*** MATERIAL FOR THE TASK ***

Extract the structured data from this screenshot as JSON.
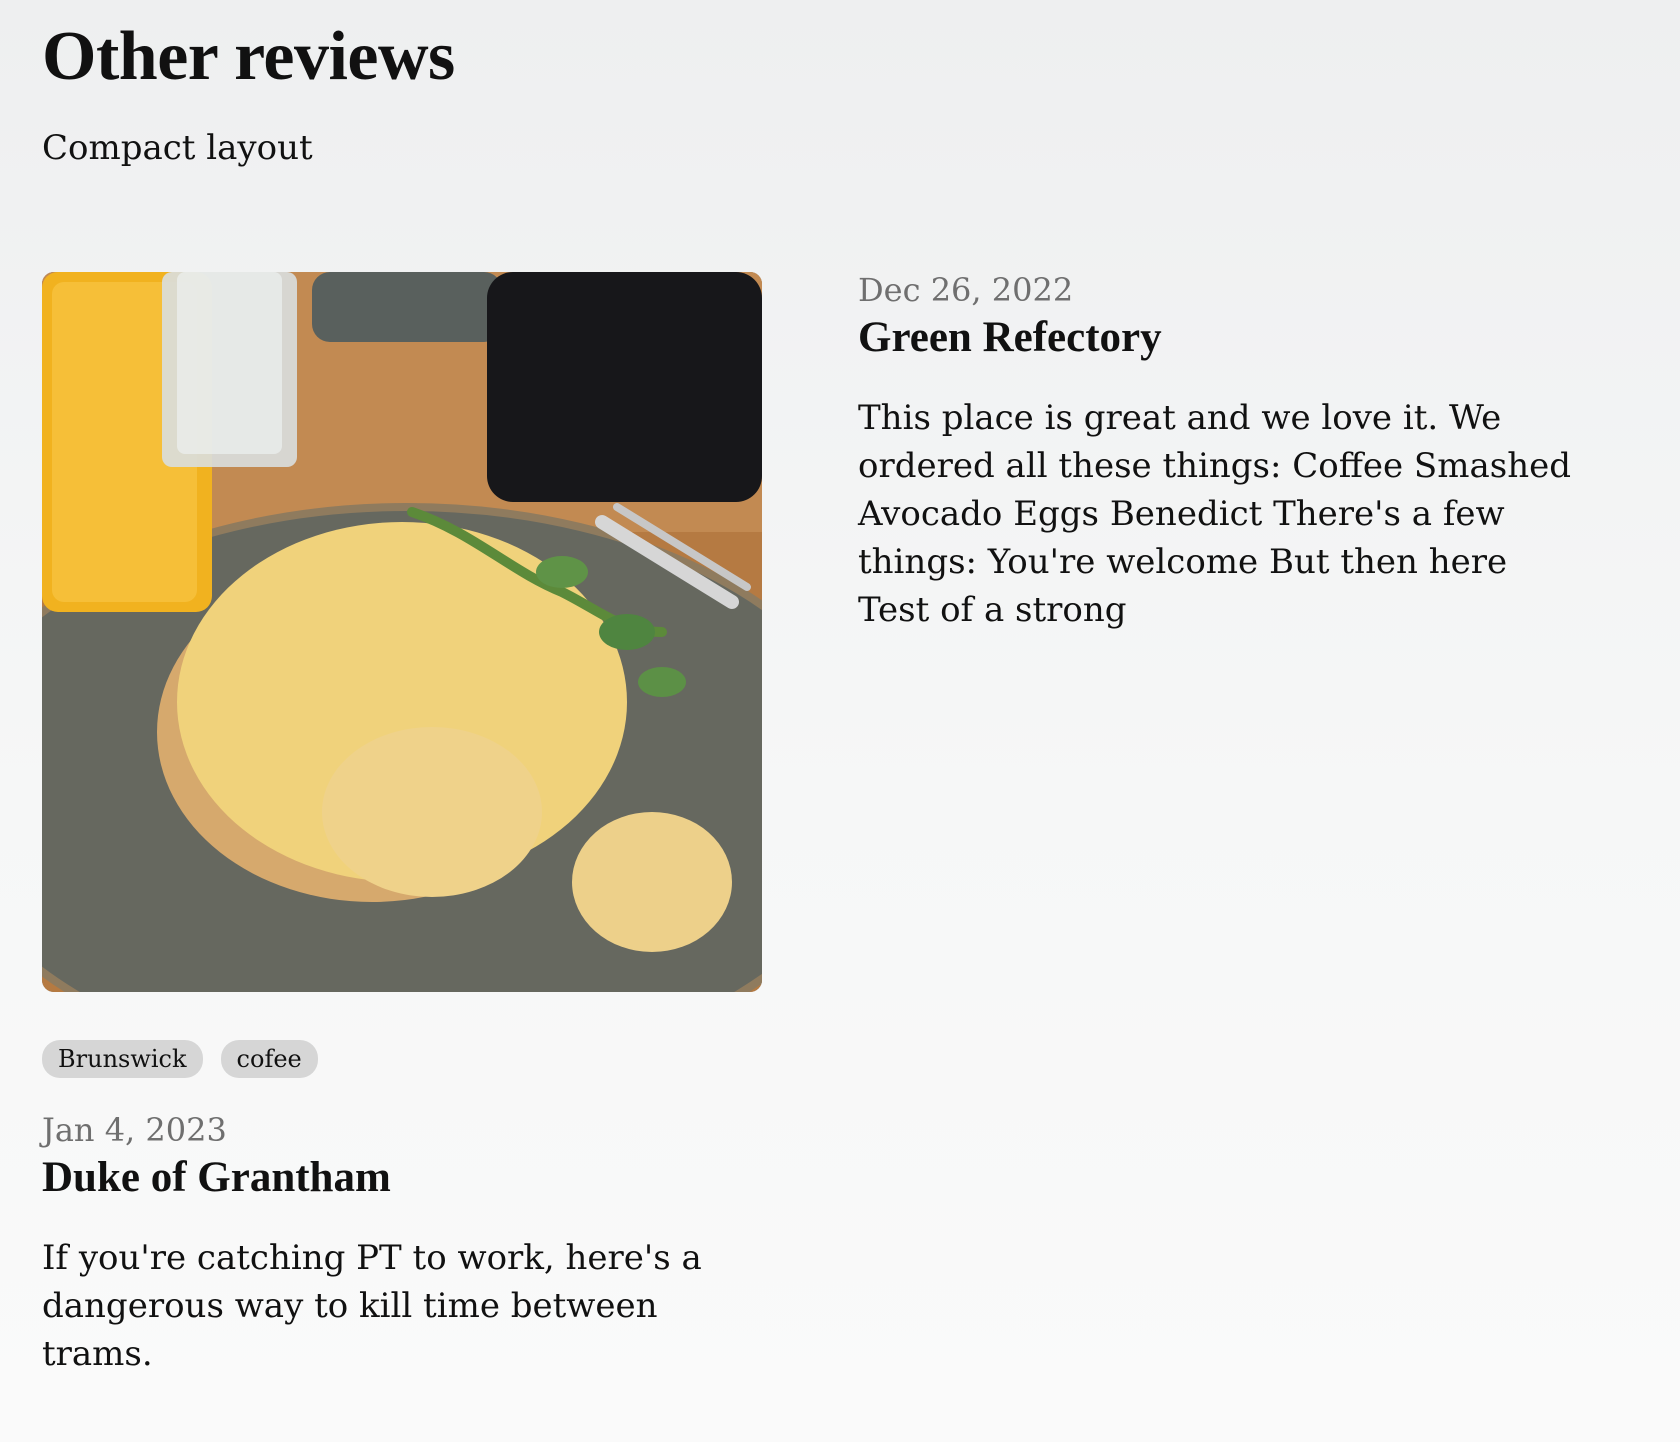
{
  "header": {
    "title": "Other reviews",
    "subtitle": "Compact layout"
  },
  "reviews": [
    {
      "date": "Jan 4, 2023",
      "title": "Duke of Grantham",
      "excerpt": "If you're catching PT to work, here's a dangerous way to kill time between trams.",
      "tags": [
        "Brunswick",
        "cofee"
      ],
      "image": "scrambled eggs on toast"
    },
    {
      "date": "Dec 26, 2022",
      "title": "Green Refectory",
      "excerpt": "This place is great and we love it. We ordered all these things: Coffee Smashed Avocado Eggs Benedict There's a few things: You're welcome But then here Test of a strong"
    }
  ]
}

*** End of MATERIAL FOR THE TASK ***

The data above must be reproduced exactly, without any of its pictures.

ANSWER BOX:
Extract the structured data from this screenshot as JSON.
{
  "header": {
    "title": "Other reviews",
    "subtitle": "Compact layout"
  },
  "reviews": [
    {
      "date": "Jan 4, 2023",
      "title": "Duke of Grantham",
      "excerpt": "If you're catching PT to work, here's a dangerous way to kill time between trams.",
      "tags": [
        "Brunswick",
        "cofee"
      ],
      "image": "scrambled eggs on toast"
    },
    {
      "date": "Dec 26, 2022",
      "title": "Green Refectory",
      "excerpt": "This place is great and we love it. We ordered all these things: Coffee Smashed Avocado Eggs Benedict There's a few things: You're welcome But then here Test of a strong"
    }
  ]
}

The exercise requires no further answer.